It is difficult to believe that it’s been four years since I wrote the first edition of this book. In 2014, there was one version of the Raspberry Pi, a comparatively underpowered board with only one core in its ARM processor and only twenty GPIO pins to play around with. I was excited to order my first Pi, and I actually had to get on a waiting list to be on the second shipment list.
In addition, it seemed that every time you turned around, someone else was introducing a single-board computer (SBC) that was trying to appeal to the same niche that the Pi did—mainly hobbyists and makers who were ready to step up from the Arduino to something a bit more powerful.
The Pi resisted all attacks on its throne, however (not that it was ever interested in competing), and thrived. There are now seven models of the Pi: the model 1, the model 2, the model 2B, the model 3, the model 3B, the Pi Zero, and the Zero W. The Pi 3 is a computing powerhouse compared to the original model; its quad-core architecture lets it perform tasks like computer vision and machine learning, and overclocking it can give you speeds up to 1.5GHz, compared to the original’s 700MHz. Meanwhile, the Zero and the Zero W have such a low price point ($5US and $10US, respectively) that I often have to field questions from readers like “Why should I use an Arduino? The Pi Zero is cheaper!”

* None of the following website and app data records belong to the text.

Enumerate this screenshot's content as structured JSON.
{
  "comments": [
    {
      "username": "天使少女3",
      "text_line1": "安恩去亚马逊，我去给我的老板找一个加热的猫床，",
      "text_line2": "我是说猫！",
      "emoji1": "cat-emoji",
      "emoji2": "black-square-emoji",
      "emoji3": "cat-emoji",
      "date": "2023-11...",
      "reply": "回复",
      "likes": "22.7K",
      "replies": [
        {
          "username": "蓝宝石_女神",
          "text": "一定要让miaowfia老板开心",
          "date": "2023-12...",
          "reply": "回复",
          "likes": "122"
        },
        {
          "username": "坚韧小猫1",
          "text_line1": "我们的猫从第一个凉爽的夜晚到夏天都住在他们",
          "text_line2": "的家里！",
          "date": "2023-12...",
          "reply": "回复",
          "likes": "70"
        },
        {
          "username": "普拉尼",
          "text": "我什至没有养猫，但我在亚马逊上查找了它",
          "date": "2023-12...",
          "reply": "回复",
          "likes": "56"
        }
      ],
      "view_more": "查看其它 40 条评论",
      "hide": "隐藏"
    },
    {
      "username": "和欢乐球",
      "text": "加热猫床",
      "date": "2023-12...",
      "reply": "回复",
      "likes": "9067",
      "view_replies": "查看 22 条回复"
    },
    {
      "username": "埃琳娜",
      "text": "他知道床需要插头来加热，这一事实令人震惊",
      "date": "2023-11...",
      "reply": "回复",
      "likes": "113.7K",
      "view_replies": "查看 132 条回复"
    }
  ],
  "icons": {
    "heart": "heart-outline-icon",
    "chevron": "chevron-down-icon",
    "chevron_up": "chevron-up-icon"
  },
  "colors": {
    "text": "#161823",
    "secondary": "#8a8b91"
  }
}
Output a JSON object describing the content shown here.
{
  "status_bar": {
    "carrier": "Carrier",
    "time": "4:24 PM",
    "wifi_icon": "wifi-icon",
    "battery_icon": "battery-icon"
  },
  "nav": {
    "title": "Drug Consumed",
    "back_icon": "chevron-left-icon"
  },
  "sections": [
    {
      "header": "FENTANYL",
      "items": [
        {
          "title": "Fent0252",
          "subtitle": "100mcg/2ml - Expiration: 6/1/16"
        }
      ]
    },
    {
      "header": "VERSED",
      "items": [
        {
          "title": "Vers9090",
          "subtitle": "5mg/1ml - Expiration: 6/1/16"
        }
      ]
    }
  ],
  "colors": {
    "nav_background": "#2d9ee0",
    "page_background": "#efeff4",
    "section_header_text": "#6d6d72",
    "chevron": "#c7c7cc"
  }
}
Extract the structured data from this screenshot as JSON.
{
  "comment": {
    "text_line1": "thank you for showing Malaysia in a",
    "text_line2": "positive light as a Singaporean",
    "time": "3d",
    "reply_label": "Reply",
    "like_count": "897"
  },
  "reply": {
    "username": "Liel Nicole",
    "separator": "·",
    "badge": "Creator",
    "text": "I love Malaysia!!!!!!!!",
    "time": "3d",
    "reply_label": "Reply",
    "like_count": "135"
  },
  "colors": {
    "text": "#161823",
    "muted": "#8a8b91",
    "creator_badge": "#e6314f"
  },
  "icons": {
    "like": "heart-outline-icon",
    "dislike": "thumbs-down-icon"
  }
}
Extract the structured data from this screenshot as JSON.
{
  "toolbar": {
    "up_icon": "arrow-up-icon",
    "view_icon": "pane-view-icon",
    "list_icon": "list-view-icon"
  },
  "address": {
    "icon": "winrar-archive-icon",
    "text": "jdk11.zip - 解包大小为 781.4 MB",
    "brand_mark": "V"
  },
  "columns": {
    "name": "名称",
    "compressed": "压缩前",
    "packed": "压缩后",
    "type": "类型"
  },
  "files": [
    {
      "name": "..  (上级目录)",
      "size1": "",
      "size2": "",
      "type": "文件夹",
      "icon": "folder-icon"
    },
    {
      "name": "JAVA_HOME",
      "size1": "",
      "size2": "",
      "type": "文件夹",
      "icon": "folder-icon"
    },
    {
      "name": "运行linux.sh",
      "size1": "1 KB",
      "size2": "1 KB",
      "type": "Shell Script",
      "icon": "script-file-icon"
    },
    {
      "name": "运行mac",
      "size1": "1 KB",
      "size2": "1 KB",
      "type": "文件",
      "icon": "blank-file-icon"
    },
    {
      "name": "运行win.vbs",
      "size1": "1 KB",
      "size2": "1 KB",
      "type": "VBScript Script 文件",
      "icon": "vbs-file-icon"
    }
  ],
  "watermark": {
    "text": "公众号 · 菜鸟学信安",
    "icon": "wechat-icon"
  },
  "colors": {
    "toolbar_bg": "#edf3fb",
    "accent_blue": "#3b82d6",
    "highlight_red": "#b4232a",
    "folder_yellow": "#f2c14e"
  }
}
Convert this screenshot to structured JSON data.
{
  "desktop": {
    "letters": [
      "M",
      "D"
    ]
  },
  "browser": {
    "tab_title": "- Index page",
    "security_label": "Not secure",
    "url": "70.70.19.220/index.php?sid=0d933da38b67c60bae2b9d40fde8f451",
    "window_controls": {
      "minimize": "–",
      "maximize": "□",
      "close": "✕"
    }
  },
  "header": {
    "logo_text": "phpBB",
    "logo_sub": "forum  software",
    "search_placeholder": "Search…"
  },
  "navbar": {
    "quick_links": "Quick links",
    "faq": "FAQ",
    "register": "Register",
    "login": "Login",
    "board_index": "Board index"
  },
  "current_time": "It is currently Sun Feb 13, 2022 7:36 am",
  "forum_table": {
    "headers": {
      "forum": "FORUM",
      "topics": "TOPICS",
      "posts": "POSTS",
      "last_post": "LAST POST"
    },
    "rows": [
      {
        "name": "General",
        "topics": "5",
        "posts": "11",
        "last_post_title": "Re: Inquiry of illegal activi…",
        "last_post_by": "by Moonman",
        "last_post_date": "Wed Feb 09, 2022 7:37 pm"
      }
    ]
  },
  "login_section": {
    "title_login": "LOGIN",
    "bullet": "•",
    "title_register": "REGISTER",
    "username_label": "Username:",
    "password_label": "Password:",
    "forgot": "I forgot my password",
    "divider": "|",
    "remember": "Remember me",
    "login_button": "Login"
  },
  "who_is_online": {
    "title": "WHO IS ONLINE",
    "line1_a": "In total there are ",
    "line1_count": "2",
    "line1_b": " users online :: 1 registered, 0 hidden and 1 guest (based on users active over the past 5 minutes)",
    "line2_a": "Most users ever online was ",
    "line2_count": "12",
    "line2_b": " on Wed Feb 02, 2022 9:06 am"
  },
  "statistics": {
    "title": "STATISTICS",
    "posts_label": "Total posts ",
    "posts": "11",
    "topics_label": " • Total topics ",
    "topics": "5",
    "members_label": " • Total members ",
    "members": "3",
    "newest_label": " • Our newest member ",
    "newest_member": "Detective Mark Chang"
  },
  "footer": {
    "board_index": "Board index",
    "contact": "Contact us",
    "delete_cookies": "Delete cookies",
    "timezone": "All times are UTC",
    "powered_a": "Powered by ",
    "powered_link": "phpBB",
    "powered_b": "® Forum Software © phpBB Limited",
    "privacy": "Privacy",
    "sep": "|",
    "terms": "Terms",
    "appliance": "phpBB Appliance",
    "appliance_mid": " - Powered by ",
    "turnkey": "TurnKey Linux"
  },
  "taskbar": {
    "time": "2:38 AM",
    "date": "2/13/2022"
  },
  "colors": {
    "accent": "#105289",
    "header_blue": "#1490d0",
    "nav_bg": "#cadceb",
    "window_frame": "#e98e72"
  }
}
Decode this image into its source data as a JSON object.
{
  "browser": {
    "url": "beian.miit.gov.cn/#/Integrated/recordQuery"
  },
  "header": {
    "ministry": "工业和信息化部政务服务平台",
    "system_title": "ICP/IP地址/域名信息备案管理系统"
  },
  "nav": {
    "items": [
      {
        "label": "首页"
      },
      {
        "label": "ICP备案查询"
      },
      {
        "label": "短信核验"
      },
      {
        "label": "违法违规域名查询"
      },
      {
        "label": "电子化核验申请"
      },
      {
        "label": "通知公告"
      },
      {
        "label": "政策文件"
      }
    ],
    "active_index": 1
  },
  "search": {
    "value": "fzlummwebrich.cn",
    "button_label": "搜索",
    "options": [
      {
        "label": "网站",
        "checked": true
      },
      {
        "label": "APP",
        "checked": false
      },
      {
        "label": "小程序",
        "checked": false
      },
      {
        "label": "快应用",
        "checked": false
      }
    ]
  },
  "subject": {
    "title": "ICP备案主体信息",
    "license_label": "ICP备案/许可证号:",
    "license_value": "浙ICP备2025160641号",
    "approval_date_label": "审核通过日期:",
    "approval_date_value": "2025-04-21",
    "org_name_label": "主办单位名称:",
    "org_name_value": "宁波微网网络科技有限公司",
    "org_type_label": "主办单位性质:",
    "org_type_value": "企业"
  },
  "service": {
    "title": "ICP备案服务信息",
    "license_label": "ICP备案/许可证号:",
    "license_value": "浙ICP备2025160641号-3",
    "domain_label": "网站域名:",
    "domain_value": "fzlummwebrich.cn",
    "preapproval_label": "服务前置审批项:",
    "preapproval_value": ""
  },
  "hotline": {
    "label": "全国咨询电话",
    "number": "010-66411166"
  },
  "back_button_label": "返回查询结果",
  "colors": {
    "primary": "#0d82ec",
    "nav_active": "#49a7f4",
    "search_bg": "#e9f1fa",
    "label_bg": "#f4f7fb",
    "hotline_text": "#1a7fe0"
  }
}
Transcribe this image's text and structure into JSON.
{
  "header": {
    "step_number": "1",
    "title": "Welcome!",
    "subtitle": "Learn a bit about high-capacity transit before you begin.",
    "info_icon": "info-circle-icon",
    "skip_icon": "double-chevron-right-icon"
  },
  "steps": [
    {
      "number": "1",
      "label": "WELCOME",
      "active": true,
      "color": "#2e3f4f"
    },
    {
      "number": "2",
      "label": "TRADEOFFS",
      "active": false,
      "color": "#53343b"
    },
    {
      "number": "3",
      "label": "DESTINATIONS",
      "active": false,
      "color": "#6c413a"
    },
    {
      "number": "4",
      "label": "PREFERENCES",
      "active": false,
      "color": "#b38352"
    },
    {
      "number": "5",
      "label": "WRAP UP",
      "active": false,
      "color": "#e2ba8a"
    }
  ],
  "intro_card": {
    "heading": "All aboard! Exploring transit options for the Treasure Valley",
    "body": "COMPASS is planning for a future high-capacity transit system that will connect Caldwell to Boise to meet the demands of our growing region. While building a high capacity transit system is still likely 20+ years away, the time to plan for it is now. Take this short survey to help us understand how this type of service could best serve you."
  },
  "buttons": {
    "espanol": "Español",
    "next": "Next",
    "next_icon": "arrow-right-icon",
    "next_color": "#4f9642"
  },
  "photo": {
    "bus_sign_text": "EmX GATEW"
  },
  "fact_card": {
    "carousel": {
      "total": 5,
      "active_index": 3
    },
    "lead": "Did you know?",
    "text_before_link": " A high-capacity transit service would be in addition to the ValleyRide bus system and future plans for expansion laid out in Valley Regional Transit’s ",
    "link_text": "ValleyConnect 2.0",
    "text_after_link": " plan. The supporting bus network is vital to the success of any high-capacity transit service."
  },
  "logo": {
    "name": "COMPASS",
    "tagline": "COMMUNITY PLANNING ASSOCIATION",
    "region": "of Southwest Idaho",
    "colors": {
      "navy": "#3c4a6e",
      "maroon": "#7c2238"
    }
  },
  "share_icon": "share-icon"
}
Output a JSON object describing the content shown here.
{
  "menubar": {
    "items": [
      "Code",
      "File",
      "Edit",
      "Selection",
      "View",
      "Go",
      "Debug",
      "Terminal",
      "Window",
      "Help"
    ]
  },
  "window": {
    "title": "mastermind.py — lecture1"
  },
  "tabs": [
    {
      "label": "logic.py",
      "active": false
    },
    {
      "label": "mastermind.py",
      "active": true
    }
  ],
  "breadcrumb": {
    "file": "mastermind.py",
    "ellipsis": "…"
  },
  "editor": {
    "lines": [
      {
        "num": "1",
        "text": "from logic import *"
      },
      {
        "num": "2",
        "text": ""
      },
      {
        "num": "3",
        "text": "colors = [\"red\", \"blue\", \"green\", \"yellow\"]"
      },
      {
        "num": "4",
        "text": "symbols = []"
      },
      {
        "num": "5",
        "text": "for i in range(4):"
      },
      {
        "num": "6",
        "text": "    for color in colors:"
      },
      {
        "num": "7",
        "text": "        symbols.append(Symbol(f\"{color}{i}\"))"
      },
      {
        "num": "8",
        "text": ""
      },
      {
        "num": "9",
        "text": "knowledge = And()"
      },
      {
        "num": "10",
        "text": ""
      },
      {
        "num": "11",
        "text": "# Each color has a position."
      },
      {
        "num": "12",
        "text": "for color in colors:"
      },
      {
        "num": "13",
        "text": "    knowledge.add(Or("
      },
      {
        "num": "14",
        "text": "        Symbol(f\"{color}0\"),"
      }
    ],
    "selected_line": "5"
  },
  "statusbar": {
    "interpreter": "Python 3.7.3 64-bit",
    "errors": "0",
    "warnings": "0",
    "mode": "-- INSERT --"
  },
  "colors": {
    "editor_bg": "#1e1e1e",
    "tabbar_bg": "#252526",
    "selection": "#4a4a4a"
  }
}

And the Pi is not the only game in town. Depending on how much you’re willing to spend, there are quite a few other SBCs that can be used for whatever project you’ve got in mind, ranging from the $30 BeagleBoard to the $550 NVidia Jetson TX2. I still like the Pi, however; it’s the board that first got me started playing around with embedded computers and the xxii hobby projects that you can do with them. It’s inexpensive, so when I burn it up or brick it (as I’ve done quite a few times) I can replace it without breaking the bank. And it’s still powerful enough for quite a lot of things.
Thanks for reading this new book with me. If you’re a fan of my original book, thanks for sticking with me and putting up with the several mistakes that made it through to publication, and if you’re a new reader and a new Pi user, welcome! I hope to use the following pages to introduce you to an exciting new world of projects and computing.
Если вам понравилась эта книга поделитесь ею с друзьями, тем самым вы помогаете нам развиваться и добавлять всё больше интересных и нужным вам книг!